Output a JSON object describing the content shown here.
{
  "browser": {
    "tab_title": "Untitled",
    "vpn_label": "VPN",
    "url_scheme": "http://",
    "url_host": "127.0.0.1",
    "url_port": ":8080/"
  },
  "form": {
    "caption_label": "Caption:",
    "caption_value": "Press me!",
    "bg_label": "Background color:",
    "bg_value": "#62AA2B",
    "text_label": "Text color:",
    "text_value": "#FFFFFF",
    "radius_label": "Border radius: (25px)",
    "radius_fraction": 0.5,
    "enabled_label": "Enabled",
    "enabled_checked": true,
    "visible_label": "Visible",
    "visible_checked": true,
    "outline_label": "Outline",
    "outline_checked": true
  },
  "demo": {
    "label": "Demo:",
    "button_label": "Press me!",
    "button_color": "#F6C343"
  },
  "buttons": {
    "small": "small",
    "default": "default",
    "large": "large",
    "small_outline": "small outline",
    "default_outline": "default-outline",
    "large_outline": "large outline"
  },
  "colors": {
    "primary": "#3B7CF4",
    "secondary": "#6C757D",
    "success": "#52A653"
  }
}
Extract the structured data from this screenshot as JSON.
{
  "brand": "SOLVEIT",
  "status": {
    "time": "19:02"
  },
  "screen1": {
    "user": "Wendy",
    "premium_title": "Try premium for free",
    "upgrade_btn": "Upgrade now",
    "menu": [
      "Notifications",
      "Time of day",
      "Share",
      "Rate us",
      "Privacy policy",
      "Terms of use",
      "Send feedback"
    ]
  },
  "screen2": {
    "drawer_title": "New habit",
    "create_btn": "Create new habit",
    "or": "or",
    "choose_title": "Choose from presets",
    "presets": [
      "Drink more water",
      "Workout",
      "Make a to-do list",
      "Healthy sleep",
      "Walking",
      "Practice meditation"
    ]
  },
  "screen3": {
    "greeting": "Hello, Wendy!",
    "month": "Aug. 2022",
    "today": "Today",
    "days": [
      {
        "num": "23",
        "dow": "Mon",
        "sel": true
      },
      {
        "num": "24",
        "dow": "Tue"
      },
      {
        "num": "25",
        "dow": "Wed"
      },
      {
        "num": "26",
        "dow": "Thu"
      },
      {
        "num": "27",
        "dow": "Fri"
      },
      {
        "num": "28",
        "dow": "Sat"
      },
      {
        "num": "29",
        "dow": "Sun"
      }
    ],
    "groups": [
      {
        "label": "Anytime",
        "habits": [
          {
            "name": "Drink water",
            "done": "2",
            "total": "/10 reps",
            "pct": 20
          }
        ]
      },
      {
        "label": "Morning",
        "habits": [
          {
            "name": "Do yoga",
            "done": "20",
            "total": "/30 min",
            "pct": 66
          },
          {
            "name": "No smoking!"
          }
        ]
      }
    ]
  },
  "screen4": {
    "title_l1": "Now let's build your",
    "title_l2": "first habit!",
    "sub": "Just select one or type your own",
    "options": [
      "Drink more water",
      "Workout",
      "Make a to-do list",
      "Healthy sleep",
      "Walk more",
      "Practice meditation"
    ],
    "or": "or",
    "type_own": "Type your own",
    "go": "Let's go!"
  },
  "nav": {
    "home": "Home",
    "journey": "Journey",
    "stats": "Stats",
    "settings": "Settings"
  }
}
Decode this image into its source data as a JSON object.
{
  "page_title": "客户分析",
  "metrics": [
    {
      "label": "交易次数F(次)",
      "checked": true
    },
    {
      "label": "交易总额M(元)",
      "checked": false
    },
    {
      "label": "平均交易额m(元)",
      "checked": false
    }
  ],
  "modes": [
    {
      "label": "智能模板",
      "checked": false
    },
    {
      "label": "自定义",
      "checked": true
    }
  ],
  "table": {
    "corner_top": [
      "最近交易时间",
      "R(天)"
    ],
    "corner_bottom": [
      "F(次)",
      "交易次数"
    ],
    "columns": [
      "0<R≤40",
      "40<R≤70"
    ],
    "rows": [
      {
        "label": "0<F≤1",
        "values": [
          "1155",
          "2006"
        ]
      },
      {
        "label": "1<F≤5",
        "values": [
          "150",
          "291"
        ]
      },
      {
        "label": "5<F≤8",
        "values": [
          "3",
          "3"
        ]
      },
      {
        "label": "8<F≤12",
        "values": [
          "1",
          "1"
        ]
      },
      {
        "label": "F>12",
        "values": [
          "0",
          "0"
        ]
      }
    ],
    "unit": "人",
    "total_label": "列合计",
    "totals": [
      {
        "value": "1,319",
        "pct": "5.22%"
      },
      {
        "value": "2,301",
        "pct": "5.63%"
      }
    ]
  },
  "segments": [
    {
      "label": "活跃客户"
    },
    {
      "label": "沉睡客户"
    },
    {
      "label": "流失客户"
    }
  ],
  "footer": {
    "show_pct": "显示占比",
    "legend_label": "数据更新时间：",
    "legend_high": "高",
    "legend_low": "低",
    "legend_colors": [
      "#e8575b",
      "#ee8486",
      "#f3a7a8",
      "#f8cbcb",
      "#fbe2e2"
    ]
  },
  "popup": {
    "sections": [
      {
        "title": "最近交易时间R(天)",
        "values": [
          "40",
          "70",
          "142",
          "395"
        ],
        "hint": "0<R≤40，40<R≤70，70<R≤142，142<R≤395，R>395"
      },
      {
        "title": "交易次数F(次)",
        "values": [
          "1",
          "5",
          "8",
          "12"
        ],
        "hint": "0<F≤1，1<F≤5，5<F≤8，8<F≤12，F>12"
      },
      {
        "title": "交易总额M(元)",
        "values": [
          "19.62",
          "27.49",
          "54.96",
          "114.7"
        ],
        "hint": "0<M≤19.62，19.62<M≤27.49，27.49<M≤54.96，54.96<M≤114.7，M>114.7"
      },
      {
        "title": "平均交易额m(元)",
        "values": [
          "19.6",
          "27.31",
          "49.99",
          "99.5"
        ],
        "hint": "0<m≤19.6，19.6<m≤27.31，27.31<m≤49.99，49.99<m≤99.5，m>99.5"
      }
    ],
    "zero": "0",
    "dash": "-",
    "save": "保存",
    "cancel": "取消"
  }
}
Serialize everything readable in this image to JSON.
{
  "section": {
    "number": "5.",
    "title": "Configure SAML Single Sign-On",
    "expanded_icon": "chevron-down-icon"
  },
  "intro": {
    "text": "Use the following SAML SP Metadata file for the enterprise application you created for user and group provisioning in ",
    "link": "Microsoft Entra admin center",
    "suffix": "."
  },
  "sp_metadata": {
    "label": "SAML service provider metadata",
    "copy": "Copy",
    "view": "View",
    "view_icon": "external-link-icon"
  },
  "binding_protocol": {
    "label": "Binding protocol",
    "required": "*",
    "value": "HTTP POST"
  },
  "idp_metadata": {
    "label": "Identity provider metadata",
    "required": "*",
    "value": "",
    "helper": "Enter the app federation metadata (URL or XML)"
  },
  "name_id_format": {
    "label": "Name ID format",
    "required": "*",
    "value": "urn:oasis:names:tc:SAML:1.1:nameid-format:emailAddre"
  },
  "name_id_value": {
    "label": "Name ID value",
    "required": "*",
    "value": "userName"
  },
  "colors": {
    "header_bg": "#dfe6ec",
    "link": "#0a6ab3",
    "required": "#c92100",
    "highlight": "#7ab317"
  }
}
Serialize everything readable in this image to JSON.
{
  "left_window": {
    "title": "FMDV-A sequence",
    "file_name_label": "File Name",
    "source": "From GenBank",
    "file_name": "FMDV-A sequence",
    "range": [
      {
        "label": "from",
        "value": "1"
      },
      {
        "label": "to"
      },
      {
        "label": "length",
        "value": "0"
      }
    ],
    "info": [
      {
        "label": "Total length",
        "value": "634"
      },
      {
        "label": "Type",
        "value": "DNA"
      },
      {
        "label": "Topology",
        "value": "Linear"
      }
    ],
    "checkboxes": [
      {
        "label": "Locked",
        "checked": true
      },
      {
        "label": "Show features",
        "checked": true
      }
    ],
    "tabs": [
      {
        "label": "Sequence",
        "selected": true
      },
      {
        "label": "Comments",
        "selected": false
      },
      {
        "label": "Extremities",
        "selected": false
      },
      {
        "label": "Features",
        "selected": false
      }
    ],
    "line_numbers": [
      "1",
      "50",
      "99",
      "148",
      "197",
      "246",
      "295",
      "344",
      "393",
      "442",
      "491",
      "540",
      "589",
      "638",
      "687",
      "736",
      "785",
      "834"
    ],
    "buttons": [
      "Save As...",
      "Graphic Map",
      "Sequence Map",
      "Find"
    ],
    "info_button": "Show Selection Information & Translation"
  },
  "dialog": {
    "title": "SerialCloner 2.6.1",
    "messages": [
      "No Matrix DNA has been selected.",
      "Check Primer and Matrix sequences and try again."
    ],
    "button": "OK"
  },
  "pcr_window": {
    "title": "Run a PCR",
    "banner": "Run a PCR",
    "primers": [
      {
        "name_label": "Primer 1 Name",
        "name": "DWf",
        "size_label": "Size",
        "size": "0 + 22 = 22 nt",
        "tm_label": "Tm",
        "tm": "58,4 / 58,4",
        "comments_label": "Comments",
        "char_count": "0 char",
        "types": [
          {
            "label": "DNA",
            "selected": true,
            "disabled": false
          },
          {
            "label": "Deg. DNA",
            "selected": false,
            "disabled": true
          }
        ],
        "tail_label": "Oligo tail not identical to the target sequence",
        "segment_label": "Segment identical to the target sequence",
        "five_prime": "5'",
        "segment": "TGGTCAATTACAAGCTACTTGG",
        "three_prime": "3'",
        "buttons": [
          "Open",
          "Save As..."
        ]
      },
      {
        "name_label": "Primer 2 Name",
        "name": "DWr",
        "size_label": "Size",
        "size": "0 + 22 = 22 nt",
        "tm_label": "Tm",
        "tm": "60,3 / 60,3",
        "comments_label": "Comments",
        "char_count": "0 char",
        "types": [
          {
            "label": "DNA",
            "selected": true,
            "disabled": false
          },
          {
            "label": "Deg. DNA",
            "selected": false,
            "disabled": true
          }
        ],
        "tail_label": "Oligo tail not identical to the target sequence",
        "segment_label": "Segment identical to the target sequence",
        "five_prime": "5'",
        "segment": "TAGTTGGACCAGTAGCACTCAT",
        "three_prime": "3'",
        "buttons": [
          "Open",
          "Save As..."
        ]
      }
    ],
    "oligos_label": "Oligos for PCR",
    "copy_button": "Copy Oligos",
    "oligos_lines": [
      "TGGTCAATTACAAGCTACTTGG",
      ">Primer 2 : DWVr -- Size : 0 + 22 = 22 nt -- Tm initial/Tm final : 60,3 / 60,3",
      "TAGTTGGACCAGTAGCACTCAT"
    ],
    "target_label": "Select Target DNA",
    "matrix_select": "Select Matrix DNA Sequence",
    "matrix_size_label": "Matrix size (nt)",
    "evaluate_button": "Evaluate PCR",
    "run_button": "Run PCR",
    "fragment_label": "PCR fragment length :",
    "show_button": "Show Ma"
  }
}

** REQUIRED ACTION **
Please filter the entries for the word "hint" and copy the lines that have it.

** SOLUTION FOR THIS EXERCISE **
        "hint": "0<R≤40，40<R≤70，70<R≤142，142<R≤395，R>395"
        "hint": "0<F≤1，1<F≤5，5<F≤8，8<F≤12，F>12"
        "hint": "0<M≤19.62，19.62<M≤27.49，27.49<M≤54.96，54.96<M≤114.7，M>114.7"
        "hint": "0<m≤19.6，19.6<m≤27.31，27.31<m≤49.99，49.99<m≤99.5，m>99.5"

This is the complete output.